Asia Minute: 115 New Species in the Mekong Region

Dec 20, 2017

Mekong River in Laos
Credit Wikimedia Commons

News about wildlife frequently involves endangered species. In Hawai‘i, there’s also a lot of attention to invasive species. It’s a lot less common to talk about NEW species—but that’s the focus of news from Asia this week. HPR’s Bill Dorman has more in today’s Asia Minute.

The Mekong River region of Southeast Asia is home to some of the most diverse animal and plant populations on earth. The World Wildlife Foundation has been tallying up the research of scientists working in Cambodia, Laos, Myanmar, Thailand and Vietnam.

The Foundation says the Mekong continues to be the source of new species of plants and animals—115 species in the latest count. It’s a continuing project, a spokesman for the group says the pattern has been the discovery of two new species a week and 2,500 over the past 20 years.

The most recent tally sounds like a conservationist’s version of the Twelve Days of Christmas.

New species include 88 kinds of plants, eleven amphibians, eleven reptiles, three mammals and two fish.

Some of the newcomers include: a mountain horseshoe bat found in the forests of up country Laos and Thailand, a snail-eating turtle elsewhere in Thailand, and two new kinds of moles found in Vietnam.

That’s on top of a crocodile lizard and a new species of frog.
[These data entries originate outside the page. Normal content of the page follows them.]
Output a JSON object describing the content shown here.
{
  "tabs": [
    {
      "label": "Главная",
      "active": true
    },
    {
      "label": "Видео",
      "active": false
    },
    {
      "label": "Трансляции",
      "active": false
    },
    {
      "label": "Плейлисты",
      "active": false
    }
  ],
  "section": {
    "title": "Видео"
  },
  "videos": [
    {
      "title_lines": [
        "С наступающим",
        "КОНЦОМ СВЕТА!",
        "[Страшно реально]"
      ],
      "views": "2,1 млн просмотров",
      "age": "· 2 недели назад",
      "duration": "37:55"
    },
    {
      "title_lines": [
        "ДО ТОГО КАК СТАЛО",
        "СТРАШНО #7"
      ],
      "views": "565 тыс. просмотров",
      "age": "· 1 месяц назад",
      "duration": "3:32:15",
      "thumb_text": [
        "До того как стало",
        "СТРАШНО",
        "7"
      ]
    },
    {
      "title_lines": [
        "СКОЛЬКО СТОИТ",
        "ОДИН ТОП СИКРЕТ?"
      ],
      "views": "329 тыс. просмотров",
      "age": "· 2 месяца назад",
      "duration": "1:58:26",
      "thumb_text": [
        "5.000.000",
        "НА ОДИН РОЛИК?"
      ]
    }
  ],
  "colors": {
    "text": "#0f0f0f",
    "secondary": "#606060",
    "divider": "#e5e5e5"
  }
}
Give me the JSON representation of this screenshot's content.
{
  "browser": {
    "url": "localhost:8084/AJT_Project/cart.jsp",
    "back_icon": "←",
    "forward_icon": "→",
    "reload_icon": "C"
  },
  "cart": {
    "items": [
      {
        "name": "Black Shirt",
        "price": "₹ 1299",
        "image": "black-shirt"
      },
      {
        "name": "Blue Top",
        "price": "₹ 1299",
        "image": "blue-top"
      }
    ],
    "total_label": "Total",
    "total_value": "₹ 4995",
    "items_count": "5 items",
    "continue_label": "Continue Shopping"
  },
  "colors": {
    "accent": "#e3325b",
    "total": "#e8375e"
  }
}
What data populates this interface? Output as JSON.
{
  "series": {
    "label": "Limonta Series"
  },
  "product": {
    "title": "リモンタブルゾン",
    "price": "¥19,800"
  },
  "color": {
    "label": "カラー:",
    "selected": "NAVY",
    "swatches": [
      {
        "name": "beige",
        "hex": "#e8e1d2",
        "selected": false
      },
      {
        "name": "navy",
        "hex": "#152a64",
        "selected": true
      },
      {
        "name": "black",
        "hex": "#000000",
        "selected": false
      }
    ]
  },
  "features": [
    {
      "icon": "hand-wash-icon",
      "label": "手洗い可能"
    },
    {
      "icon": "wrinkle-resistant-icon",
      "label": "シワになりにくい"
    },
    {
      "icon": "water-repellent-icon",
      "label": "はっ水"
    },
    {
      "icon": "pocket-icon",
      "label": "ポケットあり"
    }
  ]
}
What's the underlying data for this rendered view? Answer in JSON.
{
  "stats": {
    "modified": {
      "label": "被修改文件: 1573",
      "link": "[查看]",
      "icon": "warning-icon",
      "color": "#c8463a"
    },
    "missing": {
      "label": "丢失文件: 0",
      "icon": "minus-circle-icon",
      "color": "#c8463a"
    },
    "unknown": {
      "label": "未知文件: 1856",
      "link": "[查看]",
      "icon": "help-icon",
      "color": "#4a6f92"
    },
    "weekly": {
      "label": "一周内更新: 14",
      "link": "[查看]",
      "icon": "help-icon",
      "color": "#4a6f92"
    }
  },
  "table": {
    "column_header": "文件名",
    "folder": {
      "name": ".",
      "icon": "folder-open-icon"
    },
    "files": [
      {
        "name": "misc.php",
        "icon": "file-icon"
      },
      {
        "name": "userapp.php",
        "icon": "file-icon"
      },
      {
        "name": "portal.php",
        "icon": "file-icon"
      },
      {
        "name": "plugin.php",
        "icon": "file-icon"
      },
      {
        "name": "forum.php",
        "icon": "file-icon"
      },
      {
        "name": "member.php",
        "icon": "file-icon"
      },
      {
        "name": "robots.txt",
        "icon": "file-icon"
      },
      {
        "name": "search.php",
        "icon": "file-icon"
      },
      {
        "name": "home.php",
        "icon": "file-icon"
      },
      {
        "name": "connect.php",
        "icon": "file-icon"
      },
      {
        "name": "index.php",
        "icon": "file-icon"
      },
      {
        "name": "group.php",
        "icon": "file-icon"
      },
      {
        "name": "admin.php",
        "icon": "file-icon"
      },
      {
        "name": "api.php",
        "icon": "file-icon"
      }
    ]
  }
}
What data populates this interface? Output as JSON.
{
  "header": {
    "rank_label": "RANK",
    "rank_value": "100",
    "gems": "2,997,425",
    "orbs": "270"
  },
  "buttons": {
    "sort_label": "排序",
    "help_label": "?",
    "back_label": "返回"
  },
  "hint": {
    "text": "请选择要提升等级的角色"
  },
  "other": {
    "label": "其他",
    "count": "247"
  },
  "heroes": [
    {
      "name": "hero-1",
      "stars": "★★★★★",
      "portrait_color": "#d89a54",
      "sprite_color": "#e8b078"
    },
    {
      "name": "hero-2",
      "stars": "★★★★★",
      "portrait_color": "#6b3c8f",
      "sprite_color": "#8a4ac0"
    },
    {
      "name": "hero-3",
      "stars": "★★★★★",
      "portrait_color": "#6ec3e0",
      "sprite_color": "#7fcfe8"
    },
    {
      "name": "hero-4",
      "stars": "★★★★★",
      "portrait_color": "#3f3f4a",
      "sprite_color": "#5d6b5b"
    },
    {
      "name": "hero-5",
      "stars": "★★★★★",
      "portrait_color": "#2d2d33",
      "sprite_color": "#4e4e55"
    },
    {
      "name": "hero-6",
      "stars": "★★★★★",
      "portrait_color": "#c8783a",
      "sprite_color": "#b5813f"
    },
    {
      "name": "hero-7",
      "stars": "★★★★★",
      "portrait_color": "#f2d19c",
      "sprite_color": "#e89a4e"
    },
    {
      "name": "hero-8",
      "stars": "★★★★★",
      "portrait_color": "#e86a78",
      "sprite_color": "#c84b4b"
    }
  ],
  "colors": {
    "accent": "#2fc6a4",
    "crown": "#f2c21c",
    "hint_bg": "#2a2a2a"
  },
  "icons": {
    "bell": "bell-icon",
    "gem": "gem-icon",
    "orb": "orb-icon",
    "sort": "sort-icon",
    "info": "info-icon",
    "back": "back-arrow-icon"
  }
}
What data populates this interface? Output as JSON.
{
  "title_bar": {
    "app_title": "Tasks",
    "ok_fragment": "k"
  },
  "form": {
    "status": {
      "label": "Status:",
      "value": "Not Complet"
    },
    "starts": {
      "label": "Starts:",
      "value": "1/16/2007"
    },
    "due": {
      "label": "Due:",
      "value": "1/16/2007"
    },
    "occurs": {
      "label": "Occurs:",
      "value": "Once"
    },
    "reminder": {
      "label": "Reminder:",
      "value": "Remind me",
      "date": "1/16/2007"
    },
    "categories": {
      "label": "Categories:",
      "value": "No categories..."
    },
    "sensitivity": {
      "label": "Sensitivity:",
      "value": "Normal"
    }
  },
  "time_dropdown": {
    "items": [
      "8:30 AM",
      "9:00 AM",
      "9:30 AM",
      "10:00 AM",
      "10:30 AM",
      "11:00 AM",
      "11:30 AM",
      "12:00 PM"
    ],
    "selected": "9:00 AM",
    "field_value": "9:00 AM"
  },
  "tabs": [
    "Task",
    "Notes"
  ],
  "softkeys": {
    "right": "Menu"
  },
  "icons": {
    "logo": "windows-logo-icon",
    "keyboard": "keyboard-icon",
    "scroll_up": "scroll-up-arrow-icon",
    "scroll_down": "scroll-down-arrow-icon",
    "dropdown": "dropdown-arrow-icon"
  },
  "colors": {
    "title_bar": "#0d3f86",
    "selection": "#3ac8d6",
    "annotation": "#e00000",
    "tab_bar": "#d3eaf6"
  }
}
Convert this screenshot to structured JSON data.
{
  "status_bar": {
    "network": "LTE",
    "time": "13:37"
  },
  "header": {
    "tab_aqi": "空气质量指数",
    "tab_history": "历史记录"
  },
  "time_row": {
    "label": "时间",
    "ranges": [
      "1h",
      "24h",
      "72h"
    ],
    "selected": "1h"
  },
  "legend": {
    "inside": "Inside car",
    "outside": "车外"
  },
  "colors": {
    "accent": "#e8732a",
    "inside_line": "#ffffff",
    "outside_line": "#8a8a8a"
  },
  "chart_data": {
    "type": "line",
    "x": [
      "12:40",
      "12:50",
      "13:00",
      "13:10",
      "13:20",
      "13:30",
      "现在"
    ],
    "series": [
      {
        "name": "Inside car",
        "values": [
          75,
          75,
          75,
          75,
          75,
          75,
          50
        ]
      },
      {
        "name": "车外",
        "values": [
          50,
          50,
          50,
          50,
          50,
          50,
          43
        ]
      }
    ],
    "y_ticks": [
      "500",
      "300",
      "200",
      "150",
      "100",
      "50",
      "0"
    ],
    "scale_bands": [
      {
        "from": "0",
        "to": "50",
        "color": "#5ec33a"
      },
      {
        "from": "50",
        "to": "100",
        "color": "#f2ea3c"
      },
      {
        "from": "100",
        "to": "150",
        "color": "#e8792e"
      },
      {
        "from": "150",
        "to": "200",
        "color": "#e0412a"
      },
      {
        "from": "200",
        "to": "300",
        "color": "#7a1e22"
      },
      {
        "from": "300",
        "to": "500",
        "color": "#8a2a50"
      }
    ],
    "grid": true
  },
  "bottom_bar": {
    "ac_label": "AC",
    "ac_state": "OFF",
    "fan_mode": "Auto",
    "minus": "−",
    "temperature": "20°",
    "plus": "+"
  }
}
A spokesman for the World Wildlife Foundation says the annual count brings attention to the fragility of many species. And the need to increase enforcement of poaching laws to protect the vulnerable.